The acting by the main cast is okay enough, not really anything special. Radha Mitchell is quite good as the lead character of Rose as she’s going to Silent Hill. Sean Bean is perfectly fine as Rose’s husband but he feels out of place, he ultimately feels pointless to the movie, it’s really focussed on Mitchell’s character when she’s in Silent Hill and at random points cuts to Sean Bean trying to figure out what happened to her and their daughter. It’s like he was only in the movie so that he could appear in the sequel like 6 years later. We also have Laurie Holden and other actors who are fine enough in their roles.

Christopher Gans’s direction works well and a big part of the reason why this makes the movie somewhat work. For the most part, the visuals of Silent Hill were truly great. The designs of the monsters were really great and horrific, and the best part is that practical effects are in use, far more than I expected there to be. I haven’t played the Silent Hill games myself, but from the brief glimpses I had of some of the games, it looks like the movie was staying true to them. The movie has a good atmosphere of isolation that is really needed in a Silent Hill story. There’s a lot of walking and long moments to build up atmosphere but it doesn’t succeed as well as I think it could’ve but it was still alright. There are some predictable jumpscares but not as many as most bad horror movies.
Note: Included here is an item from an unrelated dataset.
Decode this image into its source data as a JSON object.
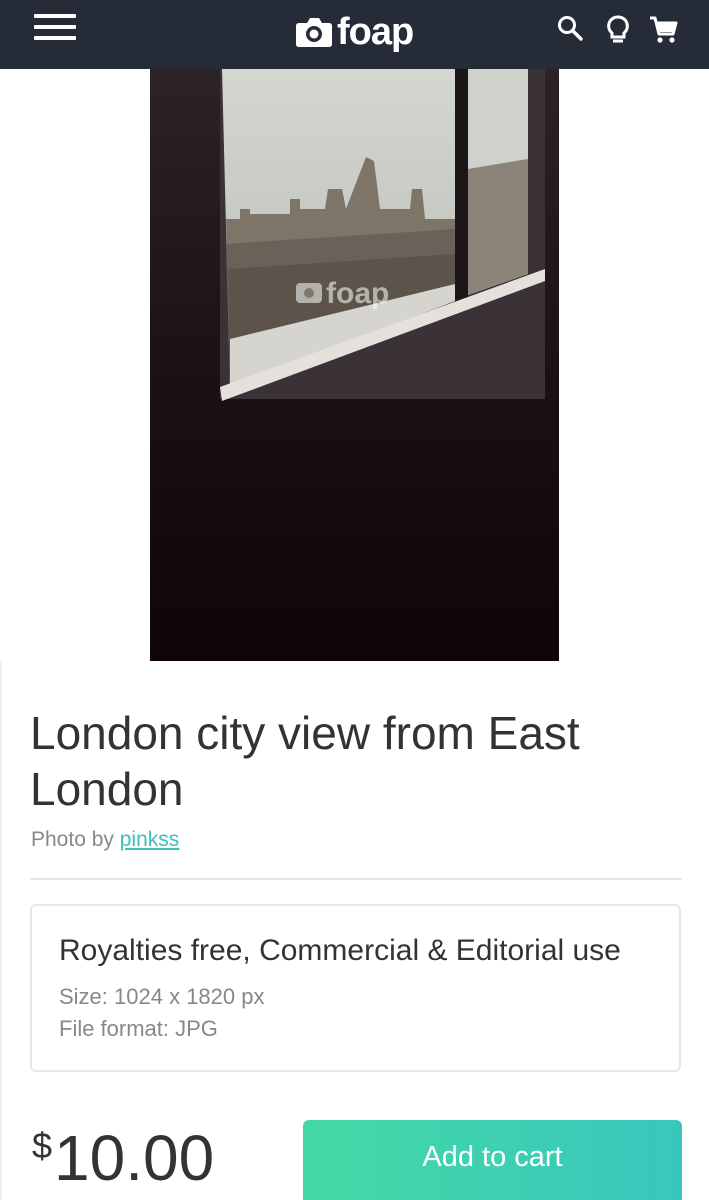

The Silent Hill movie was better than I thought it would be, given that most video game movies aren’t all that good. It started off well, the direction and the visuals are really good, and at times it seems to capture the spirit of the games. Unfortunately, there are things holding it back from being even decent as a movie on its own. I think that a Silent Hill movie released nowadays with the recent comeback of horror movies could be something really good, and I’d be open to seeing that. Till then, this is the best we got in terms of video game horror movies (and no, although I haven’t seen it yet, apparently the sequel is really terrible).